The classic game of negotiation, cunning, and deceit is back. Through negotiations, alliances, and intrigue, expand your empire over pre-World War I Europe. Form alliances and unhatch your traitorous plots as you negotiate and outwit- in a delicate balance of cooperation and competition- to gain dominance of the continent. Your success hinges not on the luck of the dice, but your cunning and cleverness.

haha. Now this!

"An Uber spokesman told The Information: "We recognize we need to improve our relationship with drivers and their experience using Uber. We're working on a range of improvements across our products, our policies, our customer support and how we communicate.""

After all of the BULLSHIT we had to listen to from Uber shills, like Tim Hudak and his poster girl granny, Esther Nerling, about making money from assets you already own, and funding your grand-daughter's university education in Sweden, we were supposed to expect that every wanna-be cab driver who couldn't be bothered with getting a cab license, would be able to circumvent the evil "taxi cartels" and rake in the cash. All they had to do was "tap an app" and the joys of being pioneers in the phony "sharing economy" would come their way.

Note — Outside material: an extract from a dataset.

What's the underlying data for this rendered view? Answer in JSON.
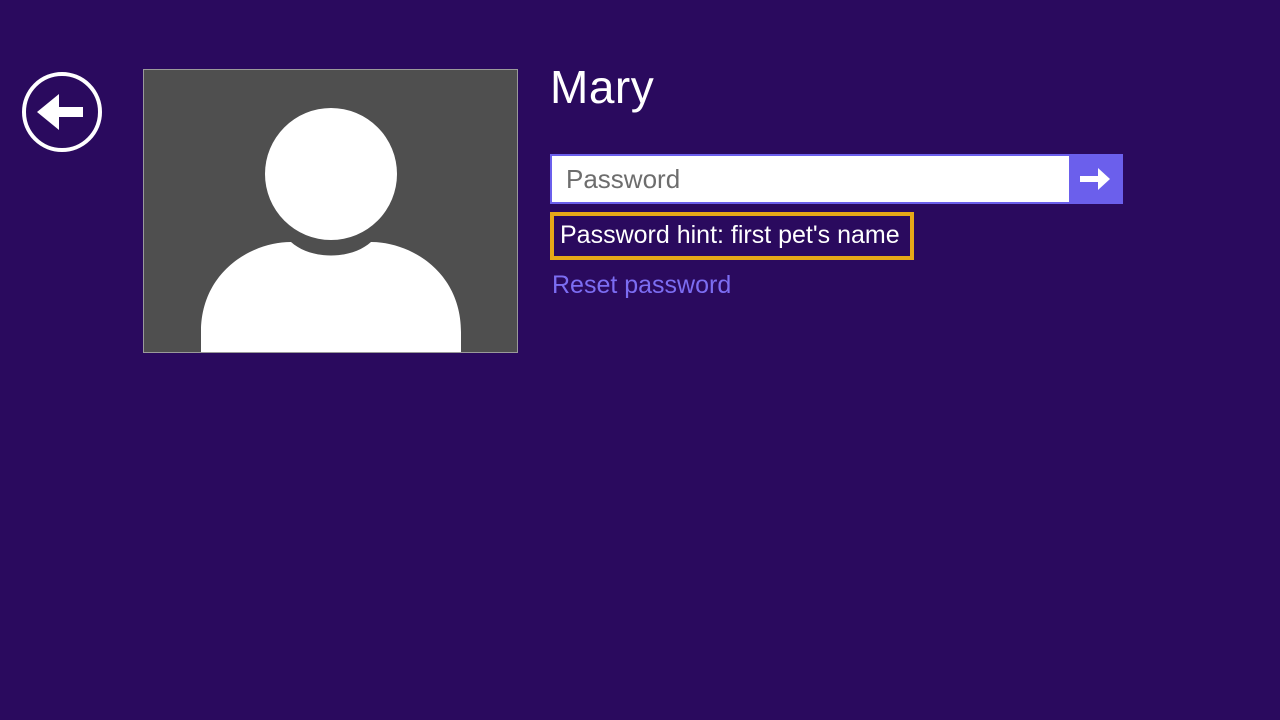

And the fucking horseshit we had to suffer from the mouths of slimy politicians parroting the "new technology" and "Uber is here to stay," mantras, as if the taxi business were a new idea. (In some ways, I am convinced, from a lifetime of observation, that most politicians are so fucking clueless, that they actually DO believe that taxi transport is a brand new idea.)

The reality finally begins to hit home.

"Only 4% of Uber drivers remain on the platform a year later, says report"

No wonder we see so many, MADD Canada-endorsed, Uber drivers performing amazing circus stunts on city streets, like sudden turns from the wrong lanes, and driving the wrong fucking way up one-way streets.

Yep. These ignorant politicians really know what they are doing. No wonder they think think they can legislate the Earth's climate.


Motel Review Red Carpet Inn and Suites Plymouth 2 nights in Plymouth, New Hampshire Sept 6 - Sept 8 When we arrived at the motel two...